Ever wonder what it would be like to grab 3 friends to help you cover 120 miles through the WV Appalachians? No? Well, I have. So a few months ago, I started searching for people that had the right stuff to form a trail-running fantastic foursome – my 1st ever Ragnar Trail Ultra Team (has a nice ring to it, doesn’t it?).
Truthfully, I thought it might take awhile to find 3 other people who — like me — thought this slightly insane idea would be a good one. I really didn’t expect to get 3 Ragnar newbies to sign on for this madness, but as luck would have it, that’s precisely what happened.
Each of us signing on to run 30 miles of tough mountainous trails, round-the-clock relay style, 3 legs per person, in less than 30 hours.
Fast forward 9 months to August 11, 2016, when we all arrived at Big Bear Lake – my friend Drew and I from Maryland and a friend-of-a-friend Allison and her friend Sara both from Philly. The first time the 2 halves of our team had ever actually met. Turns out, the Philadelphians weren’t so scary 😉
We set up our campsite under a stunning sunset and shared some adult beverages as we talked about the long journey ahead. Of course, tons of excitement (plus the ridiculous heat and humidity) meant that we barely slept but we were all pretty pumped and ready to rock at 11AM the next morning.

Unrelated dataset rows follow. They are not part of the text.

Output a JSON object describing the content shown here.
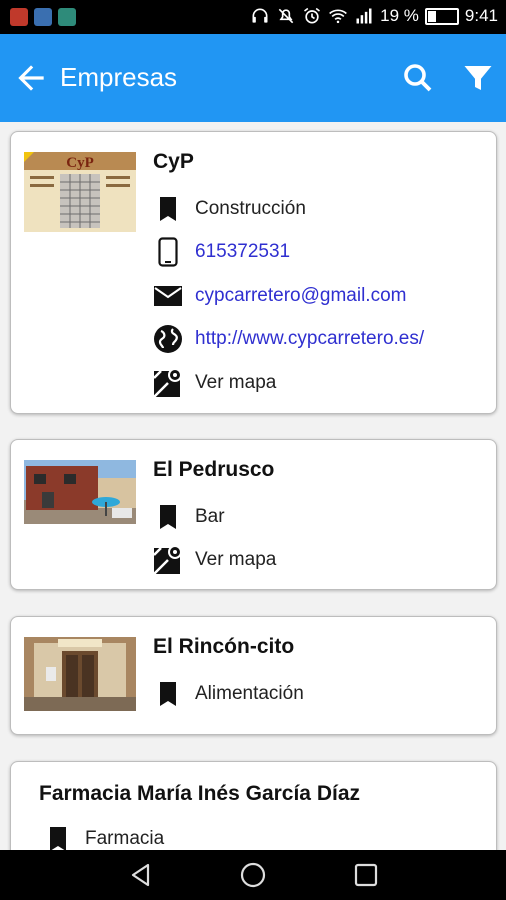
{
  "status_bar": {
    "battery": "19 %",
    "time": "9:41"
  },
  "app_bar": {
    "title": "Empresas"
  },
  "businesses": [
    {
      "name": "CyP",
      "category": "Construcción",
      "phone": "615372531",
      "email": "cypcarretero@gmail.com",
      "website": "http://www.cypcarretero.es/",
      "map": "Ver mapa",
      "logo_text": "CyP"
    },
    {
      "name": "El Pedrusco",
      "category": "Bar",
      "map": "Ver mapa"
    },
    {
      "name": "El Rincón-cito",
      "category": "Alimentación"
    },
    {
      "name": "Farmacia María Inés García Díaz",
      "category": "Farmacia"
    }
  ]
}
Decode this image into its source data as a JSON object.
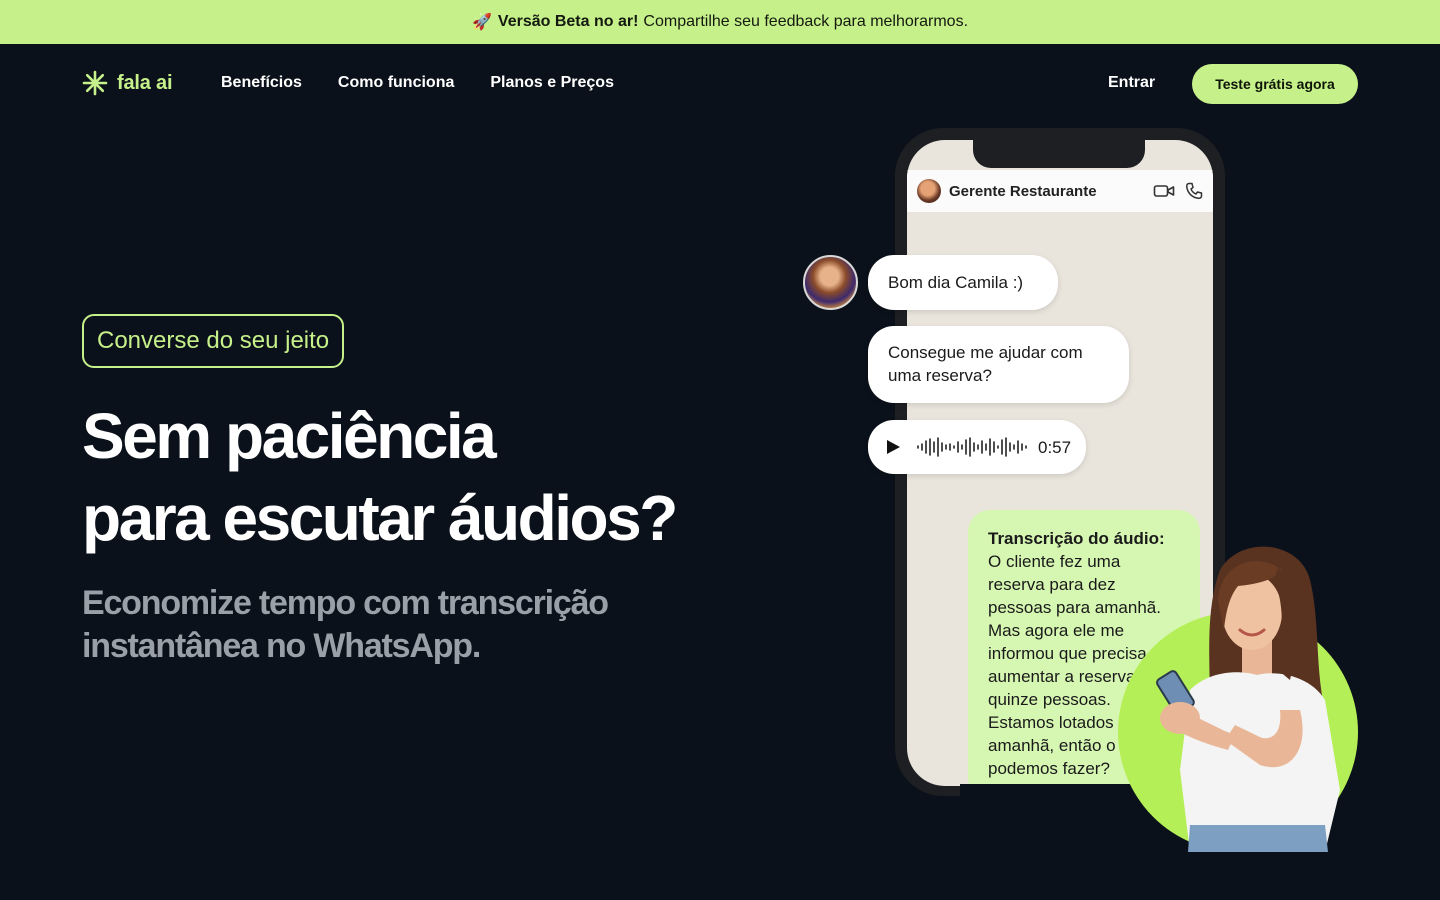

Drew lead off as Runner #1. Since the course is actually designed for teams of 8 — and we were a 4-person team — each runner on our team had to run a leg that consisted of two (regular-person) loops back-to-back. So after you ran a loop (each loop ranging from 3.6 to 6.5 miles), you’d just run through the transition area and head back out for your 2nd loop. This was awesome because you got to hear your team cheer for you as you passed through but it also kinda sucked because, well, it was a bit of a tease since you aren’t actually done with your leg.
Anyway, all was smooth for Drew. Allison went next followed by Sara then me. Before we knew it, one full round of legs was done … only two more to go!
The second round began the night runs — sounds terrifying but those are actually my favorite runs. Running through a rocky forest on the side of a mountain is tough, each step requiring your full and complete attention … that is, unless you wanna bite it out there and potentially lose some teeth.
But running through the rocky forest on the side of a mountain with only a headlamp to light your way is an interesting exercise in staying completely present. You can only actually see about 3 steps in front of you so that’s all you can pay attention to. Your field of vision is narrowed. It’s impossible to think too far ahead. It’s awesome, I love it, the miles fly by.
The morning came and we were all still feeling pretty good, even after our second round of legs.
In the wee hours of Saturday morning, I passed the timing chip to Drew for the last time and he headed out for his final 12 miles. He crushed his final legs and so did Allison and Sara.
The last 12 miles miles were up to me and I headed out around 12PM. Here’s what I remember about those last 2 loops: (1) it’s REALLY freaking hot; (2) it’s really freaking humid; (3) the bugs are eating me alive; (4) I’m more chaffed now than I’ve ever been before in my life, and (5) I’m unbelievably proud of this team.
Seriously, I was truly blown away by the courage of the peeps who made up our awesome foursome. I know lots of seasoned runners who wouldn’t sign on for this race but these peeps did and they CRUSHED it like pros! This truly was the best Ragnar team ever! No drama. All guts.
The Dream Team.
I’m usually a solo runner. I spend many miles alone in the woods prepping for long races that I’ll also run on my own. But these team events hold a very special place in my heart. It’s the people and the stories of courage and spirit that get me every time.
You can take a random bunch of strangers, full of doubts and fears, and in a few short hours watch them transform into badass runners and life-long friends. There’s so much magic in it.
It never gets old … seeing regular folks uncover their inner superhero.
And so, in a few days I’ll do it again. This time with a team of 12, on pavement, covering more than 206 miles from Cumberland, MD to Washington, D.C. The team is again mostly Ragnar Rookies and mostly self-proclaimed “non-runners” — what can I say, I’m very persuasive, it’s my gift.
As race day approaches, the nerves are mounting among the ranks but I find myself just smiling because I’ve done this enough times to know what happens to people out there on that course … the person that starts isn’t the same person that finishes. You leave so much of yourself out there but you gain an entirely new perspective. Step on that course and prepare to see how awesome your potential truly is.
Running is awesome like that.
So even though the doubts and fears are weighing heavily on the minds of my new teammates, you can bet there’ll be a whole lotta magic out there on that course too.